Continuous Random Variables

  • Anirban DasGuptaEmail author
Part of the Springer Texts in Statistics book series (STS)


We mentioned in Chapter 4 that discrete random variables serve as good examples to develop probabilistic intuition, but they do not account for all the random variables that one studies in theory and applications. In this chapter, we introduce the so-called continuous random variables, which typically take all values in some nonempty interval; e.g., the unit interval, the entire real line, etc. The right probabilistic paradigm for continuous variables cannot be pmfs. Discrete probability, which is based on summing things, is replaced by integration when we deal with continuous random variables and, instead of pmfs, we operate with a density function for the variable The density function fully describes the distribution, and calculus occupies the place of discrete operations, such as sums, when we come to continuous random variables. The basic concepts and examples that illustrate how to do the basic calculations are discussed in this chapter. Distinguished continuous distributions that arise frequently in applications will be treated separately in later chapters.

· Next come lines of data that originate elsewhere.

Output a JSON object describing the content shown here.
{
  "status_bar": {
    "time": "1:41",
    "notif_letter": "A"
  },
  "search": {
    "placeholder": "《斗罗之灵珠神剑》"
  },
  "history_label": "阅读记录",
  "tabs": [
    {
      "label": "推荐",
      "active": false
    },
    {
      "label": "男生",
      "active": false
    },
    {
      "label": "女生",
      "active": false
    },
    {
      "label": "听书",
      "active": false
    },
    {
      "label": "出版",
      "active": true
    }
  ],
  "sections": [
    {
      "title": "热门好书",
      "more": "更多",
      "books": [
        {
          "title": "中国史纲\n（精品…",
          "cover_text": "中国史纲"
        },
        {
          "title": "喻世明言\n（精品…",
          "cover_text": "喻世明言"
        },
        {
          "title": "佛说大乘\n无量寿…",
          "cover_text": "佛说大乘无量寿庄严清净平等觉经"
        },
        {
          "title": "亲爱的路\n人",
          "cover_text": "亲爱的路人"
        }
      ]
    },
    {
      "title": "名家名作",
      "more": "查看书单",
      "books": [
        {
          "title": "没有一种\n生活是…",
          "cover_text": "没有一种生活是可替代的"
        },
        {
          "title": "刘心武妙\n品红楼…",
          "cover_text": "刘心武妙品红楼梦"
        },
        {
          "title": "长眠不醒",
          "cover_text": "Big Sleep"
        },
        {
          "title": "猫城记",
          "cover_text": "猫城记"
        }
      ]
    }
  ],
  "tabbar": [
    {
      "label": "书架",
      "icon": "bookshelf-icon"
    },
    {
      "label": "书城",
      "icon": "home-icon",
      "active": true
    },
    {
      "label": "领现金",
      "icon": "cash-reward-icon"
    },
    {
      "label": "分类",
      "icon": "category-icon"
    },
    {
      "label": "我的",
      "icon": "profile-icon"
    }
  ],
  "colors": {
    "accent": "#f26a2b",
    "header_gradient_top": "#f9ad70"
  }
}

Density Function Hazard Rate Moment Generate Function Discrete Random Variable Continuous Random Variable 
These keywords were added by machine and not by the authors. This process is experimental and the keywords may be updated as the learning algorithm improves.


Unable to display preview. Download preview PDF.

Unable to display preview. Download preview PDF.


  1. Bernstein, S. (1947). Theory of Probability (Russian), Moscow Leninghad.Google Scholar
  2. Bucklew, J. (2004). Introduction to Rare Event Simulation, Springer, New York.zbMATHGoogle Scholar
  3. Chernoff, H. (1952). A measure of asymptotic efficiency for tests of a hypothesis based on the sum of observations, Ann. Math. Statist., 23, 493–507.zbMATHCrossRefMathSciNetGoogle Scholar
  4. DasGupta, A. (2008). Asymptotic Theory of Statistics and Probability, Springer, New York.zbMATHGoogle Scholar
  5. Dembo, A. and Zeitouni, O. (1998). Large Deviations, Techniques and Applications, Springer, New York.zbMATHGoogle Scholar
  6. den Hollander, F. (2000). Large Deviations, Fields Institute Monograph, AMS, Providence, RI.zbMATHGoogle Scholar
  7. Lugosi, G. (2006). Concentration of Measure Inequalities, Lecture Notes, Dept. of Economics, Pompeu Fabra University., Barcelona.Google Scholar
  8. Varadhan, S.R.S. (2003). Large Deviations and Entropy, Princeton University Press, Princeton, NJ.Google Scholar

Copyright information

© Springer-Verlag New York 2010

Authors and Affiliations

  1. 1.Dept. Statistics & MathematicsPurdue UniversityWest LafayetteUSA

Personalised recommendations